## Working data

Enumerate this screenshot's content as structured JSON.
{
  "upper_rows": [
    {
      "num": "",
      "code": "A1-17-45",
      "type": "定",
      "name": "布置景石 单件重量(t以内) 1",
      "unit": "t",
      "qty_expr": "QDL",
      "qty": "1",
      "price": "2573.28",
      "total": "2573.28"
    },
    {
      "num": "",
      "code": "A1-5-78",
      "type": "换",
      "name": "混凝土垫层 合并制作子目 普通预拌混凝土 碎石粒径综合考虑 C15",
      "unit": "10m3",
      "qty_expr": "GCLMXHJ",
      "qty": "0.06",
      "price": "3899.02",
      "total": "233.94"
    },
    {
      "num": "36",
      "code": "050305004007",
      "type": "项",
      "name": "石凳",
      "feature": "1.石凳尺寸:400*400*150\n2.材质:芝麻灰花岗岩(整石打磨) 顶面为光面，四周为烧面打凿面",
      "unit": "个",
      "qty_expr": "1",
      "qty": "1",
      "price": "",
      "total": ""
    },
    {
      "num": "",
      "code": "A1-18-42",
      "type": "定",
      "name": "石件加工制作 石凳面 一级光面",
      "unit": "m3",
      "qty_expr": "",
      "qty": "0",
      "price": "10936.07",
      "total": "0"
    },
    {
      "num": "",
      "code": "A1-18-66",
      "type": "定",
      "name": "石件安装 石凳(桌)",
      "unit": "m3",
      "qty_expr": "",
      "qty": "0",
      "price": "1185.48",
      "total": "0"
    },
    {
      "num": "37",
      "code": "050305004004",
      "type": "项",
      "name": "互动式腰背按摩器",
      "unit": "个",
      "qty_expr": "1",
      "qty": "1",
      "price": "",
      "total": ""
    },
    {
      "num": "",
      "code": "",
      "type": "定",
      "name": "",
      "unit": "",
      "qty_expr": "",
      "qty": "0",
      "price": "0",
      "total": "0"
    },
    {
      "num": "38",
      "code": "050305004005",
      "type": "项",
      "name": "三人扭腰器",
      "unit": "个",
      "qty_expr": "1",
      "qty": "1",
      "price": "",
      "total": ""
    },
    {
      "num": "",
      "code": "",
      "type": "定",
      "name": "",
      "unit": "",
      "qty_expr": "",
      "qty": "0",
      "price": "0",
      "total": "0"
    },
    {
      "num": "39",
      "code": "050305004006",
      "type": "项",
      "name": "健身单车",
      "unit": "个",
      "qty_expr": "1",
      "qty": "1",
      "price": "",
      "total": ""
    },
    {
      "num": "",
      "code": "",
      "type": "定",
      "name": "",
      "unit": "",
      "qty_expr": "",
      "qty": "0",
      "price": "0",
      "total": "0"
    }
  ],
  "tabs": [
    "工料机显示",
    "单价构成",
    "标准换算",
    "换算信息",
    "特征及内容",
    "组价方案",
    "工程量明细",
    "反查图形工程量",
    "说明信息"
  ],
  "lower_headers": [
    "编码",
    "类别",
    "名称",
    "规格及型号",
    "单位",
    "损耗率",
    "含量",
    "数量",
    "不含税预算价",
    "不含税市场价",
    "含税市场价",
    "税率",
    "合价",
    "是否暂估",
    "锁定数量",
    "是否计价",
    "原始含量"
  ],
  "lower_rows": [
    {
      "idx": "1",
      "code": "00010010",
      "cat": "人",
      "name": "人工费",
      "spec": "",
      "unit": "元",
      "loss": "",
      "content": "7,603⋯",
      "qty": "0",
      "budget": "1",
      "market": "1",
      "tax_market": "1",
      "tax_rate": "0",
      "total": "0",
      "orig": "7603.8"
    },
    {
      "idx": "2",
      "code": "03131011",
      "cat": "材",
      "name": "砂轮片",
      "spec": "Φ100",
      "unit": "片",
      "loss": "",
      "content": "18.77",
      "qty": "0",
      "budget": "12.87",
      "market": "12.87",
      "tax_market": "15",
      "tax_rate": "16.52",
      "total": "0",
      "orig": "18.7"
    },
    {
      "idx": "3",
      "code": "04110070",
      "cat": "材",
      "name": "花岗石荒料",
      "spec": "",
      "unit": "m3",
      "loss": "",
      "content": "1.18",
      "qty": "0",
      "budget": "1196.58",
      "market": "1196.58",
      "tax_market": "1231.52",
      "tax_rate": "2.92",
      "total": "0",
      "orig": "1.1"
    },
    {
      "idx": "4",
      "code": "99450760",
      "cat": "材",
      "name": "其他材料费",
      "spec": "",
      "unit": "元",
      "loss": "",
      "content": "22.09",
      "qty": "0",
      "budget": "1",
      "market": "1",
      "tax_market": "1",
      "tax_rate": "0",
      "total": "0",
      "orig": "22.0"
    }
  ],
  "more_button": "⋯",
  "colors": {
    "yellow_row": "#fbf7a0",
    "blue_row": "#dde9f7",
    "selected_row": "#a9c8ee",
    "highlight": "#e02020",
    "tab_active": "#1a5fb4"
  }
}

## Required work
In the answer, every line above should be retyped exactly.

## Response to this exercise
Enumerate this screenshot's content as structured JSON.
{
  "upper_rows": [
    {
      "num": "",
      "code": "A1-17-45",
      "type": "定",
      "name": "布置景石 单件重量(t以内) 1",
      "unit": "t",
      "qty_expr": "QDL",
      "qty": "1",
      "price": "2573.28",
      "total": "2573.28"
    },
    {
      "num": "",
      "code": "A1-5-78",
      "type": "换",
      "name": "混凝土垫层 合并制作子目 普通预拌混凝土 碎石粒径综合考虑 C15",
      "unit": "10m3",
      "qty_expr": "GCLMXHJ",
      "qty": "0.06",
      "price": "3899.02",
      "total": "233.94"
    },
    {
      "num": "36",
      "code": "050305004007",
      "type": "项",
      "name": "石凳",
      "feature": "1.石凳尺寸:400*400*150\n2.材质:芝麻灰花岗岩(整石打磨) 顶面为光面，四周为烧面打凿面",
      "unit": "个",
      "qty_expr": "1",
      "qty": "1",
      "price": "",
      "total": ""
    },
    {
      "num": "",
      "code": "A1-18-42",
      "type": "定",
      "name": "石件加工制作 石凳面 一级光面",
      "unit": "m3",
      "qty_expr": "",
      "qty": "0",
      "price": "10936.07",
      "total": "0"
    },
    {
      "num": "",
      "code": "A1-18-66",
      "type": "定",
      "name": "石件安装 石凳(桌)",
      "unit": "m3",
      "qty_expr": "",
      "qty": "0",
      "price": "1185.48",
      "total": "0"
    },
    {
      "num": "37",
      "code": "050305004004",
      "type": "项",
      "name": "互动式腰背按摩器",
      "unit": "个",
      "qty_expr": "1",
      "qty": "1",
      "price": "",
      "total": ""
    },
    {
      "num": "",
      "code": "",
      "type": "定",
      "name": "",
      "unit": "",
      "qty_expr": "",
      "qty": "0",
      "price": "0",
      "total": "0"
    },
    {
      "num": "38",
      "code": "050305004005",
      "type": "项",
      "name": "三人扭腰器",
      "unit": "个",
      "qty_expr": "1",
      "qty": "1",
      "price": "",
      "total": ""
    },
    {
      "num": "",
      "code": "",
      "type": "定",
      "name": "",
      "unit": "",
      "qty_expr": "",
      "qty": "0",
      "price": "0",
      "total": "0"
    },
    {
      "num": "39",
      "code": "050305004006",
      "type": "项",
      "name": "健身单车",
      "unit": "个",
      "qty_expr": "1",
      "qty": "1",
      "price": "",
      "total": ""
    },
    {
      "num": "",
      "code": "",
      "type": "定",
      "name": "",
      "unit": "",
      "qty_expr": "",
      "qty": "0",
      "price": "0",
      "total": "0"
    }
  ],
  "tabs": [
    "工料机显示",
    "单价构成",
    "标准换算",
    "换算信息",
    "特征及内容",
    "组价方案",
    "工程量明细",
    "反查图形工程量",
    "说明信息"
  ],
  "lower_headers": [
    "编码",
    "类别",
    "名称",
    "规格及型号",
    "单位",
    "损耗率",
    "含量",
    "数量",
    "不含税预算价",
    "不含税市场价",
    "含税市场价",
    "税率",
    "合价",
    "是否暂估",
    "锁定数量",
    "是否计价",
    "原始含量"
  ],
  "lower_rows": [
    {
      "idx": "1",
      "code": "00010010",
      "cat": "人",
      "name": "人工费",
      "spec": "",
      "unit": "元",
      "loss": "",
      "content": "7,603⋯",
      "qty": "0",
      "budget": "1",
      "market": "1",
      "tax_market": "1",
      "tax_rate": "0",
      "total": "0",
      "orig": "7603.8"
    },
    {
      "idx": "2",
      "code": "03131011",
      "cat": "材",
      "name": "砂轮片",
      "spec": "Φ100",
      "unit": "片",
      "loss": "",
      "content": "18.77",
      "qty": "0",
      "budget": "12.87",
      "market": "12.87",
      "tax_market": "15",
      "tax_rate": "16.52",
      "total": "0",
      "orig": "18.7"
    },
    {
      "idx": "3",
      "code": "04110070",
      "cat": "材",
      "name": "花岗石荒料",
      "spec": "",
      "unit": "m3",
      "loss": "",
      "content": "1.18",
      "qty": "0",
      "budget": "1196.58",
      "market": "1196.58",
      "tax_market": "1231.52",
      "tax_rate": "2.92",
      "total": "0",
      "orig": "1.1"
    },
    {
      "idx": "4",
      "code": "99450760",
      "cat": "材",
      "name": "其他材料费",
      "spec": "",
      "unit": "元",
      "loss": "",
      "content": "22.09",
      "qty": "0",
      "budget": "1",
      "market": "1",
      "tax_market": "1",
      "tax_rate": "0",
      "total": "0",
      "orig": "22.0"
    }
  ],
  "more_button": "⋯",
  "colors": {
    "yellow_row": "#fbf7a0",
    "blue_row": "#dde9f7",
    "selected_row": "#a9c8ee",
    "highlight": "#e02020",
    "tab_active": "#1a5fb4"
  }
}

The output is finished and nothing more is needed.